February 12, 2024: Scientists have discovered five known cases of possible medically acquired Alzheimer’s disease after the patients have undergone previous treatments.
The disease is caused by the accumulation of amyloid-beta protein in the cells and is usually a sporadic condition in late adult life.
It is rarely an inherited condition that occurs due to a faulty gene. Beta-amyloid is chemically “sticky” and gradually builds up into plaques.
The UK study provides the first evidence of Alzheimer’s disease in living people that appears to have been medically acquired due to transmission of the amyloid-beta protein.
The amyloid β peptide (Aβ) is a critical initiator that triggers the progression of Alzheimer’s disease. Aβ accumulation is considered to be the distinct morphological hallmark of the early onset of the disease.
Beta-amyloid is normally secreted from cells and degraded.
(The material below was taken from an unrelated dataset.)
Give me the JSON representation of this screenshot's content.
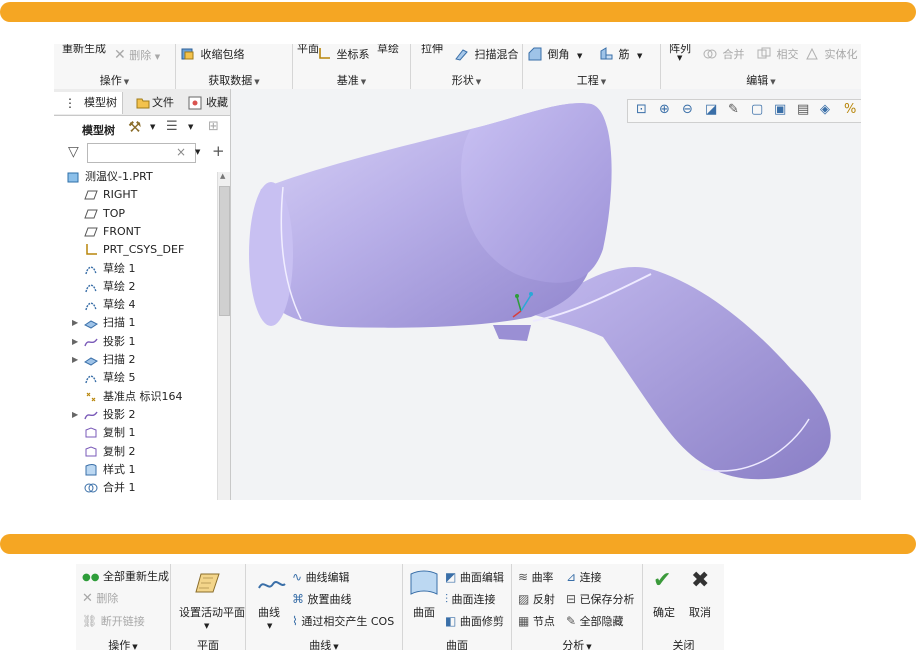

In Alzheimer’s patients, it is secreted and aggregated into insoluble plaques that may be neurotoxic.
Amyloidosis is a rare disease that occurs when a protein called amyloid builds up in organs. The accumulation can prevent organs from working properly.
Organs that may be affected include the heart, kidneys, liver, spleen, nervous system and digestive tract.
John Collinge, MD, director of the University of College London Institute of Prion Diseases, who is the lead author said the five cases of death were referred to or reviewed by researchers and clinicians at a prion clinic.
“There is no suggestion whatsoever that Alzheimer’s disease can be transmitted between individuals during activities of daily life or routine medical care.
“The patients we have described were given a specific and long-discontinued medical treatment which involved injecting patients with material now known to have been contaminated with disease-related proteins.”
“However, the recognition of transmission of amyloid-beta pathology in these rare situations should lead us to review measures to prevent accidental transmission via other medical or surgical procedures, to prevent such cases occurring in future,” he, who is also the leader of the UK’s National Prion Clinic, said.
Experts have said one should exercise caution while interpreting the results of the study.
The five individuals received treatment with human growth hormone extracted from the pituitary glands of cadavers (c-hGH) when they were children.
Between 1958 and 1985, an estimated 30,000 people worldwide, mostly children, were treated with c-hGH for genetic disorders and growth hormone deficiencies.
Halted in 1985
The therapy was halted in 1985 after three patients in the US who received the treatment later died of Creutzfeldt-Jakob disease (CJD) transmitted.
The transmission occurred through batches of c-hGH that were contaminated with disease-causing prions — an abnormal pathogenic agent that may cause cellular death.
The new study builds on the investigators’ 2015 work that showed the batches of c-hGH also contained amyloid-beta protein and that the protein could be transmitted decades later.
Patients in the study developed neurologic symptoms consistent with Alzheimer’s disease between ages 38 and 55 years.
“Importantly, our findings also suggest that Alzheimer’s and some other neurological conditions share similar disease processes to CJD, and this may have important implications for understanding and treating Alzheimer’s disease in the future,” Collinge noted.
The research builds on investigators’ previous 2015 work, which found that archived samples of c-hGH were also contaminated with amyloid-beta protein. In 2018, mouse studies showed that c-hGH samples stored for decades could still transmit amyloid-beta via injection.
Researchers said that the findings suggested that individuals exposed to contaminated c-hGH who did not die from CJD might eventually develop Alzheimer’s disease.
All patients in the study received c-hGH prepared using a method called Wilhelmi or Hartree-modified Wilhelmi preparation (HWP).
“Taken together, the only factor common to all of the patients whom we describe is treatment with the HWP subtype of c-hGH,” the authors wrote in a statement.
“Given the strong experimental evidence for (amyloid-beta) transmission from relevant archived HWP c-hGH batches, we conclude that this is the most plausible explanation for the findings observed.”
Mathias Jucker, PhD, of the Hertie Institute for Clinical Brain Research, University of Tübingen, Germany, and Lary C. Walker, PhD, in the Department of Neurology at Emory University, Atlanta, wrote that the findings should be considered “with a measure of scepticism.”
“The cases presented are diverse and complicated; the individuals had undergone a variety of medical interventions for various disorders earlier in life, and it is difficult to exclude a contribution of these circumstances to the complex disease phenotypes that appeared many years later,” they wrote in an editorial.
The findings were published online on January 29 in Nature Medicine.